Though there were a handful of champions for this album when it first came out, it has largely been forgotten in the massive wave of revivalist bands that began pouring out of Italy and other parts of Europe a few years later. It caught a fairly bad reputation due to Garavello's admittedly exaggerated vocal approach, and it also betrayed a growing level of boredom that he must have had with the power metal scene towards the end of his run with Power Quest and Arthemis that would lead to him vacating the metal scene completely, but overall it's a solid display of nostalgic late 80s thrashing that showed forth his versatility as a musician, not to mention getting in on the revival thing before it became so popular. There maybe a degree of crossover appeal to power metal fans given the vocals, but this is basically a thrash metal album for old school thrash fans, particularly those who aren't fully wedded to the notion that thrash doesn't have to cook at full speed 24/7 and have a James Hetfield or an Angelripper clone at the helm.
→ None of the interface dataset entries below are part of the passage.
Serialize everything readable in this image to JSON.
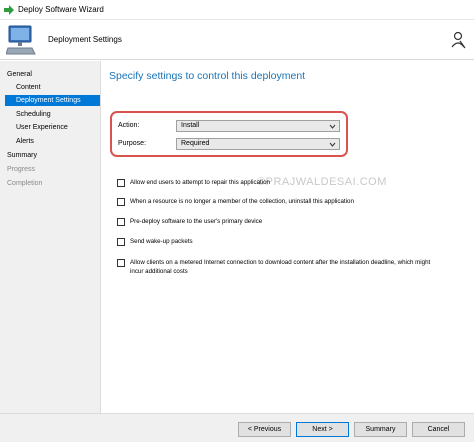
{
  "window": {
    "title": "Deploy Software Wizard"
  },
  "header": {
    "heading": "Deployment Settings"
  },
  "sidebar": {
    "items": [
      {
        "label": "General"
      },
      {
        "label": "Content"
      },
      {
        "label": "Deployment Settings"
      },
      {
        "label": "Scheduling"
      },
      {
        "label": "User Experience"
      },
      {
        "label": "Alerts"
      },
      {
        "label": "Summary"
      },
      {
        "label": "Progress"
      },
      {
        "label": "Completion"
      }
    ]
  },
  "main": {
    "title": "Specify settings to control this deployment",
    "action": {
      "label": "Action:",
      "value": "Install"
    },
    "purpose": {
      "label": "Purpose:",
      "value": "Required"
    },
    "watermark": "©PRAJWALDESAI.COM",
    "options": [
      {
        "label": "Allow end users to attempt to repair this application"
      },
      {
        "label": "When a resource is no longer a member of the collection, uninstall this application"
      },
      {
        "label": "Pre-deploy software to the user's primary device"
      },
      {
        "label": "Send wake-up packets"
      },
      {
        "label": "Allow clients on a metered Internet connection to download content after the installation deadline, which might",
        "label2": "incur additional costs"
      }
    ]
  },
  "footer": {
    "previous": "< Previous",
    "next": "Next >",
    "summary": "Summary",
    "cancel": "Cancel"
  },
  "colors": {
    "accent": "#0078d7",
    "highlight_border": "#d9534f",
    "title_blue": "#1a73b8"
  }
}
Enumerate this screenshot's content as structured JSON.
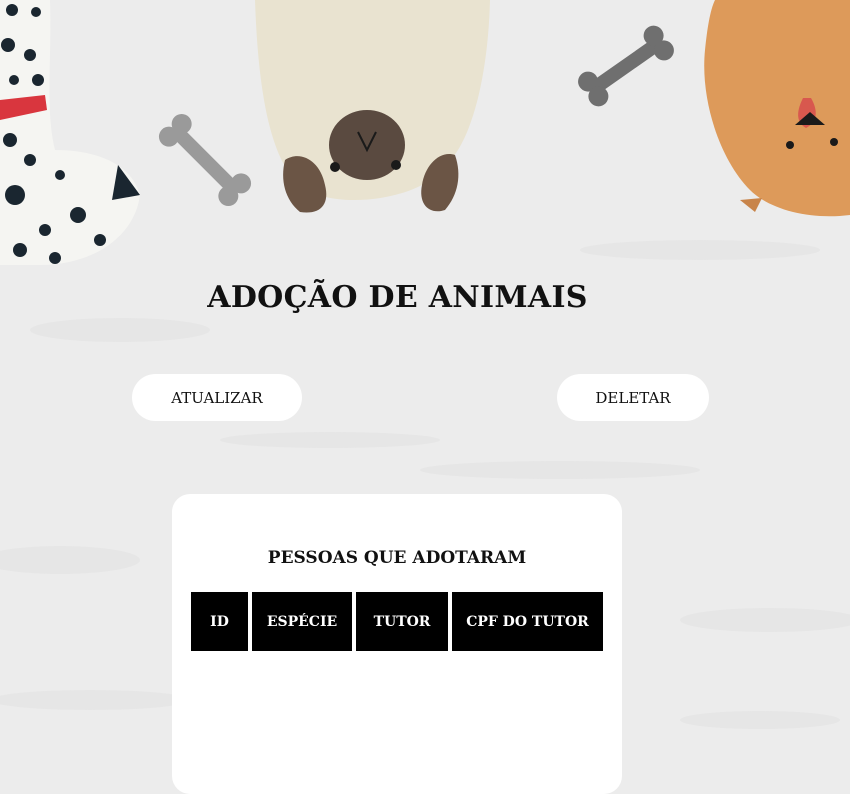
{
  "page": {
    "title": "ADOÇÃO DE ANIMAIS"
  },
  "actions": {
    "update_label": "ATUALIZAR",
    "delete_label": "DELETAR"
  },
  "adopters_table": {
    "title": "PESSOAS QUE ADOTARAM",
    "columns": [
      "ID",
      "ESPÉCIE",
      "TUTOR",
      "CPF DO TUTOR"
    ],
    "rows": []
  },
  "theme": {
    "background": "#ececec",
    "card": "#ffffff",
    "header_bg": "#000000",
    "header_text": "#ffffff"
  }
}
So, when a band is promoted as playing thrash, you expect to get thrash, right? Damn, I was naieve in believing Alessio would be able to sound thrashy, 'cause really? He can't. Ground Control is the thrash side-project of Alessio Garavello (voice of Arthemis and Power Quest), and what a terrible decision this was!
First of all, thrash should sound raw and violent, that's one of the basic principles of the genre. This doesn't sound raw, nor violent... at all. What this really is, is music played like power metal with some thrashy influences, and just a little bit more raw vocals than his other two power bands. What was he thinking? Alessio is one of my favorite voices in the genre. Power Quest's first album is a masterpiece compared to other melodic power metal. But when you hear him doing stuff like this, you just cannot defend him anymore. While in the power metal genre his vocalistic emotion and sensitivity that reflect in his music, are a huge advantage, this cannot be said about just the same way he handles his voice within the thrash metal genre. A completely raped and tortured cover of Anthrax's "Metal Thrashing Mad" doesn't make up for it, as you can believe. Hell, I get headaches just by listening to this album, it's by far the worst stuff I heard in months... Alessio, go back on finishing your next Power Quest album!
I shall not make any words more dirty on reviewing this disc, as it really isn't worth it. It's just too much to ask for listening to this album, and asking me to review it on a more professional level, I hope there are people who will sacrifice themselves to do it, but me... no.